Work is something you do, not somewhere you go. Now that we have the technology to work anywhere, a workplace must offer more than just a room in which to work; it must provide an experiential richness that the digital world is unable to replace or circumvent. The workplace must become an attractor to draw people together and facilitate the social and creative interactions that lead to innovation.
Below are four key attributes of the future workplace, which describe a point of departure from which we can explore how ‘work’ will evolve:
Successful workplaces are engaging, in a physical and a social sense because they facilitate the planned and serendipitous interactions that foster creativity and innovation. We help this to happen by designing a kind of convergent space that blurs and mixes different uses together.
Two in five workers in the UK workers spend at least half a day a week working flexibly; from a coffee shop, at home or on the move. We can see and begin to comprehend a trend towards the convergence of traditionally separate spaces that are expanding and overlapping as we learn to work in richer and more complex ways. Why not combine shops and offices, or café and hotel, or work, life and event to fit our mobile urban lives.
Fifty percent of our waking hours are spent at work so we need workspace that supports our mental, and physical wellbeing. Business that supports a culture of good health (‘wellness’) dramatically increase employee engagement and productivity. For too long, the approach has been to minimise the negative effects of work, but the future workplace needs to be active in support of mind and body.

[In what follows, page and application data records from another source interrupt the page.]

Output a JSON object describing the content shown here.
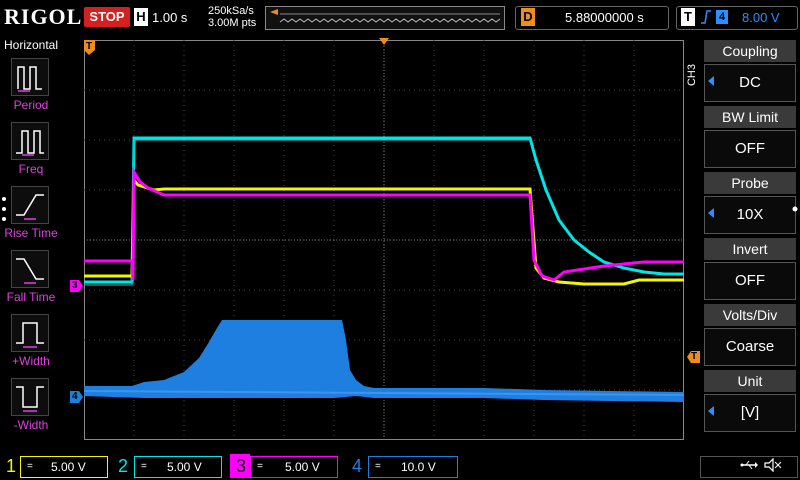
{
  "topbar": {
    "brand": "RIGOL",
    "run_state": "STOP",
    "h_badge": "H",
    "timebase": "1.00 s",
    "sample_rate": "250kSa/s",
    "memory_depth": "3.00M pts",
    "delay_badge": "D",
    "delay_value": "5.88000000 s",
    "trigger_badge": "T",
    "trigger_edge_icon": "rising-edge-icon",
    "trigger_source": "4",
    "trigger_level": "8.00 V"
  },
  "left_menu": {
    "header": "Horizontal",
    "items": [
      {
        "label": "Period",
        "icon": "period-measure-icon"
      },
      {
        "label": "Freq",
        "icon": "frequency-measure-icon"
      },
      {
        "label": "Rise Time",
        "icon": "rise-time-measure-icon"
      },
      {
        "label": "Fall Time",
        "icon": "fall-time-measure-icon"
      },
      {
        "label": "+Width",
        "icon": "positive-width-measure-icon"
      },
      {
        "label": "-Width",
        "icon": "negative-width-measure-icon"
      }
    ]
  },
  "right_menu": {
    "channel_tab": "CH3",
    "items": [
      {
        "title": "Coupling",
        "value": "DC"
      },
      {
        "title": "BW Limit",
        "value": "OFF"
      },
      {
        "title": "Probe",
        "value": "10X"
      },
      {
        "title": "Invert",
        "value": "OFF"
      },
      {
        "title": "Volts/Div",
        "value": "Coarse"
      },
      {
        "title": "Unit",
        "value": "[V]"
      }
    ]
  },
  "markers": {
    "trigger_position": "T",
    "ch3": "3",
    "ch4": "4",
    "trigger_level": "T"
  },
  "channels": [
    {
      "num": "1",
      "coupling": "=",
      "scale": "5.00 V",
      "color": "#f5f500"
    },
    {
      "num": "2",
      "coupling": "=",
      "scale": "5.00 V",
      "color": "#00e5e5"
    },
    {
      "num": "3",
      "coupling": "=",
      "scale": "5.00 V",
      "color": "#ff00ff"
    },
    {
      "num": "4",
      "coupling": "=",
      "scale": "10.0 V",
      "color": "#1e7fe0"
    }
  ],
  "status_icons": [
    "usb-icon",
    "speaker-muted-icon"
  ],
  "colors": {
    "ch1": "#f5f500",
    "ch2": "#00e5e5",
    "ch3": "#ff00ff",
    "ch4": "#1e7fe0",
    "stop": "#d62020",
    "delay": "#f08c1a",
    "menu_label": "#e040e0"
  }
}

Workplace buildings should provide bespoke, flexible space that can respond rapidly to the shifting occupancies and way of working the future demands.
New buildings will adopt light, tight and integrated envelopes with movable cores, and open floors. As for existing building stock, rapid technological change by no means signals its redundancy. Workplace will no longer rely on fixed infrastructure (raised access floors, desktop workstations, landlines, etc) and uses wireless data and power, to liberate office floors from static layouts to allow endless adaptive reconfiguration. The infrastructure of the modern office has a minimal physical footprint that can be woven into the fabric of the city allowing historic beauty to blend seamlessly with the data performance demands of tomorrow.
With economic uncertainty tenants prioritise flexibility over cost, which leads us to more creative leasing and tenancy arrangements. Larger companies can house incubators, accelerators and co-working spaces, to simultaneously market their services and scout for talent. The combination of flexible buildings and agile leasing will allow companies to expand and contract without changing their workspace provider. No longer bound to a single space, the workplace can expand to different sites across a campus, neighbourhood or an entire city.
These speculations above are to open a discussion about the future of work. We seek to provoke more questions than we alone can answer so that we pursue these avenues of research in collaboration with all the creative industries.
Watch this space.